* [DATA SHOWN]
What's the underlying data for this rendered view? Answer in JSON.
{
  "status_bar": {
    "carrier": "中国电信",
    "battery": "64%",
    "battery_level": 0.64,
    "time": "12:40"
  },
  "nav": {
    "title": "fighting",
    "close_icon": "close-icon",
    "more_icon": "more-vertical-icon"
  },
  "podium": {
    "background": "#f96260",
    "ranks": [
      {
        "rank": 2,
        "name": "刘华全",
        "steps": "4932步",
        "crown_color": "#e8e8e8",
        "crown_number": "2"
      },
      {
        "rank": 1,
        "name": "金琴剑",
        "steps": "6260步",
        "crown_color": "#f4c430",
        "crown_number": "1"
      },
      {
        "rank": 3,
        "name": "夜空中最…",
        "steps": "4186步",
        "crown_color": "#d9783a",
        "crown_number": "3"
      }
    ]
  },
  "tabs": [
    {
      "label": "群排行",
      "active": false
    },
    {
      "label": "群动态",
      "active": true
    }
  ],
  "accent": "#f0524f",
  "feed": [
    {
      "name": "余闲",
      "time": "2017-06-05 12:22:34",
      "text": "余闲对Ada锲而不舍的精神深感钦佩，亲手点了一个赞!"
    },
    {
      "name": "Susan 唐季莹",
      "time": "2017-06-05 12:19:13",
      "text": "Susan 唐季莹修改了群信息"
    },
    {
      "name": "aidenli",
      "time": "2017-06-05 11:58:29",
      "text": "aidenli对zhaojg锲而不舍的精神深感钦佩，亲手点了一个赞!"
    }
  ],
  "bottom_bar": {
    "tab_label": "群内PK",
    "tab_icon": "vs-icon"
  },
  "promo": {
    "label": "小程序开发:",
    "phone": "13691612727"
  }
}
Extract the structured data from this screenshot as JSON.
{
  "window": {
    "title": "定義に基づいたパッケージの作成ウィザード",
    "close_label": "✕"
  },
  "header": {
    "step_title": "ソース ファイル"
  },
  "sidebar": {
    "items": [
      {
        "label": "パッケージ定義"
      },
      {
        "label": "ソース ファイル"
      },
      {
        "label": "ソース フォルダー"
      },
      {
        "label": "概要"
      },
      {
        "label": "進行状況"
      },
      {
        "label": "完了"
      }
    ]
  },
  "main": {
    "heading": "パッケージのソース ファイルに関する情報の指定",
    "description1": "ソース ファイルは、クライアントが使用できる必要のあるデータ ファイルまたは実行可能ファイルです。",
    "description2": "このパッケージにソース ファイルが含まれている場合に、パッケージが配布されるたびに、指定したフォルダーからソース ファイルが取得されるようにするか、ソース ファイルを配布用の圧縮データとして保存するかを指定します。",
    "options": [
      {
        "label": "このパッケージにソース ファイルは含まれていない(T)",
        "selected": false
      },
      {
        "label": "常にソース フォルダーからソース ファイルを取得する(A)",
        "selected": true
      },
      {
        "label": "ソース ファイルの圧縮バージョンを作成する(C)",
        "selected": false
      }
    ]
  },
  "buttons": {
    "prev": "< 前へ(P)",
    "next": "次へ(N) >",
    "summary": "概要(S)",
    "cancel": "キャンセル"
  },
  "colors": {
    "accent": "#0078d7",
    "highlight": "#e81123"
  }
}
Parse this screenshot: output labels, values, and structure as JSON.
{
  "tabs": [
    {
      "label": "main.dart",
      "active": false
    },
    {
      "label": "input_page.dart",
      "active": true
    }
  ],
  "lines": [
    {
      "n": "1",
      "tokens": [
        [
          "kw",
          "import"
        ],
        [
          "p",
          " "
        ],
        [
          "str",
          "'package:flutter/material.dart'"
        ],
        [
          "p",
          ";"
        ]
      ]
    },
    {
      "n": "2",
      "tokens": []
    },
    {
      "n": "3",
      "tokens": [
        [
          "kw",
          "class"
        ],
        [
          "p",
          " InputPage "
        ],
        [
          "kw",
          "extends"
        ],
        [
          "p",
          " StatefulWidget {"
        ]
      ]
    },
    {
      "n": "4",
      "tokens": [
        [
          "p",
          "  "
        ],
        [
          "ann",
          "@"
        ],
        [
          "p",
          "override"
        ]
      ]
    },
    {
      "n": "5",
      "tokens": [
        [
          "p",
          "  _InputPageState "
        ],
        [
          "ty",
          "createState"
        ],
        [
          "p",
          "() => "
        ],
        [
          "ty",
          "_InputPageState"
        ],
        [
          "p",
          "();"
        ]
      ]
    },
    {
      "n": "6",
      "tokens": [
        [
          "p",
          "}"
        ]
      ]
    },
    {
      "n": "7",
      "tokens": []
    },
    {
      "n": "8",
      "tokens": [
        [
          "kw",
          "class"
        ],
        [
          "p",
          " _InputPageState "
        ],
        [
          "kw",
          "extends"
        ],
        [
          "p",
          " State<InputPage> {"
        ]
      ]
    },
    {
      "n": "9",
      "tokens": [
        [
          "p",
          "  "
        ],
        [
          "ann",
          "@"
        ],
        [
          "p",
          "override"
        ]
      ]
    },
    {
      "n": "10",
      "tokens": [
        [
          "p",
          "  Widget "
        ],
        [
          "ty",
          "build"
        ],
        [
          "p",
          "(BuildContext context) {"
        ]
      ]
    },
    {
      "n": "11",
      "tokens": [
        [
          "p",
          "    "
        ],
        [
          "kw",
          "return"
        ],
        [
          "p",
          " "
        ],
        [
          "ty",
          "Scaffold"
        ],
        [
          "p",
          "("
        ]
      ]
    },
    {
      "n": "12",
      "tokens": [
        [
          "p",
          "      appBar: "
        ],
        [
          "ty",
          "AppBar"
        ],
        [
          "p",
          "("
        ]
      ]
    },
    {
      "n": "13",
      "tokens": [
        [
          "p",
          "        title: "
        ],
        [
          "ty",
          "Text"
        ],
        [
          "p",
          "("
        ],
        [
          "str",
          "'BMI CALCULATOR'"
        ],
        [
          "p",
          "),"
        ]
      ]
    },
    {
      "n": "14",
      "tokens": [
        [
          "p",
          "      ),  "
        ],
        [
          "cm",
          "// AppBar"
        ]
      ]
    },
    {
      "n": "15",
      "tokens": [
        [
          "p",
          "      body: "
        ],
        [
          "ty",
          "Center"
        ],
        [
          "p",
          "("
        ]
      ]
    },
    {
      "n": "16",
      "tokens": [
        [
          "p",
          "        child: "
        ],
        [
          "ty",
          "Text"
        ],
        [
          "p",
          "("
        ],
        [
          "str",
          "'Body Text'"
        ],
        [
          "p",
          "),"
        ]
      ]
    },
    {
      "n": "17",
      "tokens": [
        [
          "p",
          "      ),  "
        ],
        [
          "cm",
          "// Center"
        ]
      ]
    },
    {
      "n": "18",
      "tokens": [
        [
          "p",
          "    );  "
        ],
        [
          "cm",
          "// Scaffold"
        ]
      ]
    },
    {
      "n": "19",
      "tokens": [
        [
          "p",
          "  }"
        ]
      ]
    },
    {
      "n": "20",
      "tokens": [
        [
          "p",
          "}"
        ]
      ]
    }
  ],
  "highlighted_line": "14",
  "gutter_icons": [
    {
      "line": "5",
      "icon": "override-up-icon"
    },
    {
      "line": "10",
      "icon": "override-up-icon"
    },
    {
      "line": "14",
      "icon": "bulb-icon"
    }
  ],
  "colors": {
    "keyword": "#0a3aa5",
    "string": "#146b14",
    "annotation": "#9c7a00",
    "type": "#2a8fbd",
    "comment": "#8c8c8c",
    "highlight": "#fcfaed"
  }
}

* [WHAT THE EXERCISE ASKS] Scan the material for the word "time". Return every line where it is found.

* [RESPONSE TO THIS EXERCISE]
    "time": "12:40"
      "time": "2017-06-05 12:22:34",
      "time": "2017-06-05 12:19:13",
      "time": "2017-06-05 11:58:29",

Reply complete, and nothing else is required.